Module will run

Occurrence Teaching period
A Semester 1 2023-24

Module aims

The aims of this module are to:

  • Develop skills of source analysis and interpretation
  • Assess a range of source material and relevant secondary works; and
  • Develop students’ powers of evidence-based historical argument, both orally and in writing.

Module learning outcomes

Students who complete this module successfully will:

  • Demonstrate a knowledge of a specialist historiographical literature;
  • Present findings in an analytical framework derived from a specialist field;
  • Solve a well-defined historiographical problem using insights drawn from secondary and, where appropriate, primary sources.
  • Set out written findings using a professional scholarly apparatus.

Module content

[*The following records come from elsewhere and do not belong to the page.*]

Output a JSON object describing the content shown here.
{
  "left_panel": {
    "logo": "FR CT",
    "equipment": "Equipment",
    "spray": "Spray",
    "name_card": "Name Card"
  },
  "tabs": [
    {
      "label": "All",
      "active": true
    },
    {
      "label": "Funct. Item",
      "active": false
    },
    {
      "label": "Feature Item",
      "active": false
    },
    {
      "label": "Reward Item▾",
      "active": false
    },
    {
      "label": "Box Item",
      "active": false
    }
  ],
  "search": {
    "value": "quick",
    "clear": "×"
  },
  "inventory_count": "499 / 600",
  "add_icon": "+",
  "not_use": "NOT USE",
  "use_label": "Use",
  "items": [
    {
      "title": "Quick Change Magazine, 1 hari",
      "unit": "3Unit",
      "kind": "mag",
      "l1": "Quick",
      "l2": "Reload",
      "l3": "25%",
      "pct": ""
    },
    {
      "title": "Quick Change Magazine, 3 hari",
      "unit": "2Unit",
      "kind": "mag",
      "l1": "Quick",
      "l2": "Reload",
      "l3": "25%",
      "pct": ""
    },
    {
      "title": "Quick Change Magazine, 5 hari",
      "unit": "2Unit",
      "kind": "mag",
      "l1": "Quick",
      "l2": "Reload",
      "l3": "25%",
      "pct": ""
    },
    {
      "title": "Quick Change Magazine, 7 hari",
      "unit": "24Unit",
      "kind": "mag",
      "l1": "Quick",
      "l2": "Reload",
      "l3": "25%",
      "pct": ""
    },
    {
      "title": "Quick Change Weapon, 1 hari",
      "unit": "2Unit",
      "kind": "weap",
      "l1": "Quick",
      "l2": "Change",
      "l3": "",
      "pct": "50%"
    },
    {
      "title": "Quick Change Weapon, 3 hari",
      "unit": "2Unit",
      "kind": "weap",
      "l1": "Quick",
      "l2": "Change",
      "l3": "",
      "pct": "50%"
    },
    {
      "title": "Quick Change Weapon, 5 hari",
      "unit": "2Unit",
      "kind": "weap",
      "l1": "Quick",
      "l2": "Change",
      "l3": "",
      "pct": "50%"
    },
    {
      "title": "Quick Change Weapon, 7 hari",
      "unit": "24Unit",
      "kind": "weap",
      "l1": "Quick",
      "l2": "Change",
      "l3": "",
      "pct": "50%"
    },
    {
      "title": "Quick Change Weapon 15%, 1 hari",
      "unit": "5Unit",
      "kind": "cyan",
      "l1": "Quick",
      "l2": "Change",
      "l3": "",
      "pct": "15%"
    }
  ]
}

Students will attend a 1-hour briefing in week 1. Students will then attend a 2-hour seminar in weeks 2-4, 6-8 and 10-11. Weeks 5 & 9 are Reading and Writing (RAW) weeks during which there are no seminars, and during which students research and write a formative essay, consulting with the module tutor. Students prepare for eight seminars in all.

Seminar topics are subject to variation, but are likely to include the following:

  1. A Financial Revolution?
  2. Cultures of Trust
  3. Paying the bills
  4. Projects and projectors
  5. Insurance
  6. Gaming, gambling and lotteries
  7. Forgery and frauds
  8. The South Sea Bubble


Task Length % of module mark
Long Essay
N/A 100

Special assessment rules


Additional assessment information

Students submit a 2,000-word formative essay in week 9.
A 4,000-word summative essay will be due in the assessment period.


Task Length % of module mark
Long Essay
N/A 100

Module feedback

Students will typically receive written feedback on their formative essay within 10 working days of submission.

Work will be returned to students in their seminars and may be supplemented by the tutor giving some oral feedback to the whole group. All students are encouraged, if they wish, to discuss the feedback on their formative essay during their tutor’s student hours—especially during week 11, before, that is, they finalise their plans for the Summative Essay.

For more information, see the Statement on Feedback.

For the summative assessment task, students will receive their provisional mark and written feedback within 25 working days of the submission deadline. The tutor will then be available during student hours for follow-up guidance if required. For more information, see the Statement of Assessment.

Indicative reading

For reading during the module, please refer to the module VLE site. Before the course starts, we encourage you to look at the following items of preliminary reading:

  • Froide, Amy M. Silent partners : women as public investors during Britain's financial revolution, 1690-1750. (Oxford: Oxford University Press, 2017.)
  • Murphy, Anne. The origins of English financial markets : investment and speculation before the South Sea Bubble. (Cambridge: Cambridge University Press, 2009.)
  • Roseveare, Henry. The Financial Revolution, 1660-1760. (London; New York: Longman, 1991.)

The information on this page is indicative of the module that is currently on offer. The University is constantly exploring ways to enhance and improve its degree programmes and therefore reserves the right to make variations to the content and method of delivery of modules, and to discontinue modules, if such action is reasonably considered to be necessary by the University. Where appropriate, the University will notify and consult with affected students in advance about any changes that are required in line with the University's policy on the Approval of Modifications to Existing Taught Programmes of Study.